Once next month’s NFL Draft is firmly in the rear view mirror, there will be plenty of sobering reminders of just how inexact a science NFL player evaluation really is. Thanks to a fantastic ESPN documentary, we all have become familiar with the underwhelming group of six quarterbacks taken before Tom Brady in the 2000 draft.
Despite being drafted three rounds higher, Brady’s stiffest competition for the title of greatest quarterback ever was also passed over numerous times in the 1979 NFL draft. Joe Montana was drafted by the 49ers with the last pick of the third round. We have met “The Brady Six”. Now, let’s meet “The Montana Three.”
Jack Thompson- “The Throwin’ Samoan” was widely viewed as the prize of the 1979 quarterback class. He ended his college career at Washington State as the NCAA’s all-time leader in passing yards. He also set conference records for completions and touchdown passes in what was then the Pac-10.
The Bengals drafted Thompson with the third overall pick as the heir apparent to veteran signal caller Ken Anderson. However, Anderson played too well to be replaced by the youngster. Thompson started just five games in his Bengals career. He watched from the bench as Anderson led Cincinnati to the Super Bowl following the 1981 regular season.
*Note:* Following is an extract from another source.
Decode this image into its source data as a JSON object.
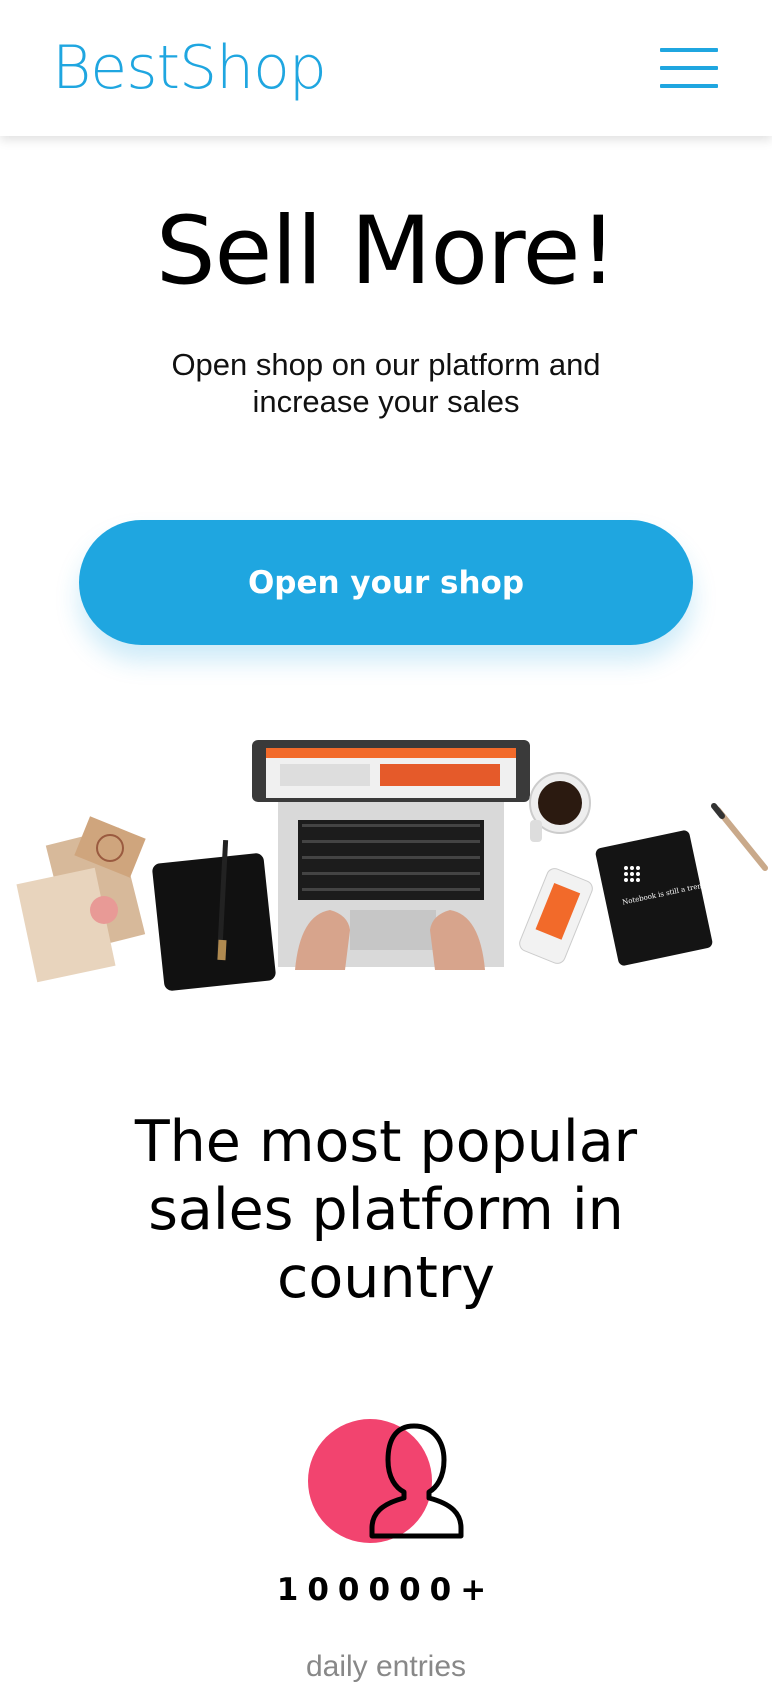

Ironically, that Super Bowl marked the first of two occasions where Cincinnati would come up just short against their former assistant coach Bill Walsh and his quarterback Joe Montana.
Thompson was traded to the Buccaneers in 1983. He started 16 games over two seasons. Tampa Bay tallied a team record of just 3-13 in those games. Thompson retired after the 1984 season with 33 touchdowns, 45 interceptions, and just four wins as a starting quarterback. He now works as a mortgage broker and occasional high school and college quarterback coach.
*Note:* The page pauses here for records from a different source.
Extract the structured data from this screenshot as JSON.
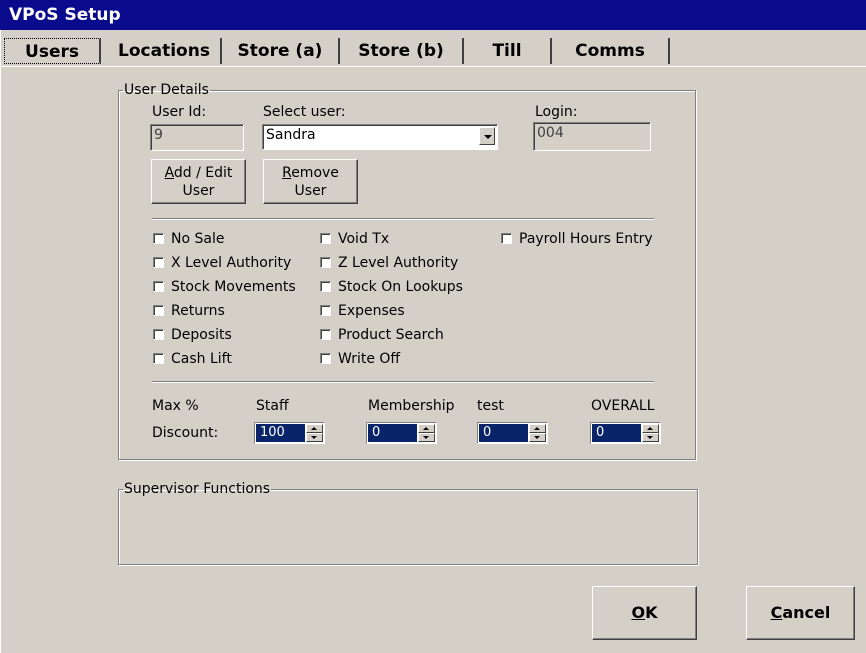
{
  "window": {
    "title": "VPoS Setup"
  },
  "tabs": [
    {
      "label": "Users"
    },
    {
      "label": "Locations"
    },
    {
      "label": "Store (a)"
    },
    {
      "label": "Store (b)"
    },
    {
      "label": "Till"
    },
    {
      "label": "Comms"
    }
  ],
  "user_details": {
    "legend": "User Details",
    "user_id_label": "User Id:",
    "user_id_value": "9",
    "select_user_label": "Select user:",
    "select_user_value": "Sandra",
    "login_label": "Login:",
    "login_value": "004",
    "add_edit_line1_rest": "dd / Edit",
    "add_edit_mnemonic": "A",
    "add_edit_line2": "User",
    "remove_mnemonic": "R",
    "remove_line1_rest": "emove",
    "remove_line2": "User"
  },
  "permissions": [
    {
      "label": "No Sale",
      "checked": false
    },
    {
      "label": "X Level Authority",
      "checked": false
    },
    {
      "label": "Stock Movements",
      "checked": false
    },
    {
      "label": "Returns",
      "checked": false
    },
    {
      "label": "Deposits",
      "checked": false
    },
    {
      "label": "Cash Lift",
      "checked": false
    },
    {
      "label": "Void Tx",
      "checked": false
    },
    {
      "label": "Z Level Authority",
      "checked": false
    },
    {
      "label": "Stock On Lookups",
      "checked": false
    },
    {
      "label": "Expenses",
      "checked": false
    },
    {
      "label": "Product Search",
      "checked": false
    },
    {
      "label": "Write Off",
      "checked": false
    },
    {
      "label": "Payroll Hours Entry",
      "checked": false
    }
  ],
  "discount": {
    "max_label": "Max %",
    "discount_label": "Discount:",
    "columns": [
      {
        "label": "Staff",
        "value": "100"
      },
      {
        "label": "Membership",
        "value": "0"
      },
      {
        "label": "test",
        "value": "0"
      },
      {
        "label": "OVERALL",
        "value": "0"
      }
    ]
  },
  "supervisor": {
    "legend": "Supervisor Functions"
  },
  "buttons": {
    "ok_mnemonic": "O",
    "ok_rest": "K",
    "cancel_mnemonic": "C",
    "cancel_rest": "ancel"
  }
}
Steve Fuller- Fuller was an All-American at Clemson. The Chiefs used their first round pick on him in hopes of ending the quarterback carousel the franchise had been on ever since the retirement of Super Bowl IV winner Len Dawson.
Fuller ended up being just another guy on that carousel. Due to injuries and poor performance, Fuller never finished a complete 16-game season for the Chiefs. Fuller completed under 60% of his passes in Kansas City, threw ten more interceptions than touchdowns and went just 13-18 as a starter.
Fuller closed out his career as the backup in Chicago earning a Super Bowl ring with the 1985 Bears and retiring a year later. Eventually, the Chiefs did snag Joe Montana by acquiring him in a trade in 1993. “Joe Cool” spearheaded Kansas City to back-to-back playoff appearances before calling it a career.
Phil Simms- Here is where this short list gets saved from its own documentary. Phil Simms was no Joe Montana, but he was pretty darn good. The Giants raised more than a few eyebrows by taking the largely unknown Morehead State product in the top 10. A 14-year career, two Super Bowls and a league MVP later, no one remembers that.
While people in the Chiefs and Bengals organizations still lose sleep over passing on Montana, the Giants came out just fine. Like many things in life, hindsight is 20/20 when it comes to the NFL draft. Both Montana and Brady were not full time starters in college.
Even so, it is hard to imagine what scouts were looking at when they came across two of the all-time greats.
Stories like that of Montana and Brady are shining examples of the fact that some guys cannot be defined by just a sheet of paper with a bunch of numbers on it.